(Extracted data entries)
##############################

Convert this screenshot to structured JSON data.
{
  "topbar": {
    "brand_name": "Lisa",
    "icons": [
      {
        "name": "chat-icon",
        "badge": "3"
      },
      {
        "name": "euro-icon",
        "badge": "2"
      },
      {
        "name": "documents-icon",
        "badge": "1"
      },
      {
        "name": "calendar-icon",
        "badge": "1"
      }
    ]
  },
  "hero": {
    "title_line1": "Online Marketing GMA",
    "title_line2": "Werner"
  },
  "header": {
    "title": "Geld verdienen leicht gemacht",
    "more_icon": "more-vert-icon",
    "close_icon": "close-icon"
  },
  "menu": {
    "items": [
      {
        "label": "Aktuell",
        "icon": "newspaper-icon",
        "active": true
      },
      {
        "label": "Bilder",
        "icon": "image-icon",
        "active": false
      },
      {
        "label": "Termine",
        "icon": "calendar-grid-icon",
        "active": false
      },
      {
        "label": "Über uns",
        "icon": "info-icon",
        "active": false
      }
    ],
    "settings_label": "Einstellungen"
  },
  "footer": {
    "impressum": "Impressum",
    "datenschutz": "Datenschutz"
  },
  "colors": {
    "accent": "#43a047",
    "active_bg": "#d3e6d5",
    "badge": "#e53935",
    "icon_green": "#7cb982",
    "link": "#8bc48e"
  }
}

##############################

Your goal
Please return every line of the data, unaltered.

Task answer
Convert this screenshot to structured JSON data.
{
  "topbar": {
    "brand_name": "Lisa",
    "icons": [
      {
        "name": "chat-icon",
        "badge": "3"
      },
      {
        "name": "euro-icon",
        "badge": "2"
      },
      {
        "name": "documents-icon",
        "badge": "1"
      },
      {
        "name": "calendar-icon",
        "badge": "1"
      }
    ]
  },
  "hero": {
    "title_line1": "Online Marketing GMA",
    "title_line2": "Werner"
  },
  "header": {
    "title": "Geld verdienen leicht gemacht",
    "more_icon": "more-vert-icon",
    "close_icon": "close-icon"
  },
  "menu": {
    "items": [
      {
        "label": "Aktuell",
        "icon": "newspaper-icon",
        "active": true
      },
      {
        "label": "Bilder",
        "icon": "image-icon",
        "active": false
      },
      {
        "label": "Termine",
        "icon": "calendar-grid-icon",
        "active": false
      },
      {
        "label": "Über uns",
        "icon": "info-icon",
        "active": false
      }
    ],
    "settings_label": "Einstellungen"
  },
  "footer": {
    "impressum": "Impressum",
    "datenschutz": "Datenschutz"
  },
  "colors": {
    "accent": "#43a047",
    "active_bg": "#d3e6d5",
    "badge": "#e53935",
    "icon_green": "#7cb982",
    "link": "#8bc48e"
  }
}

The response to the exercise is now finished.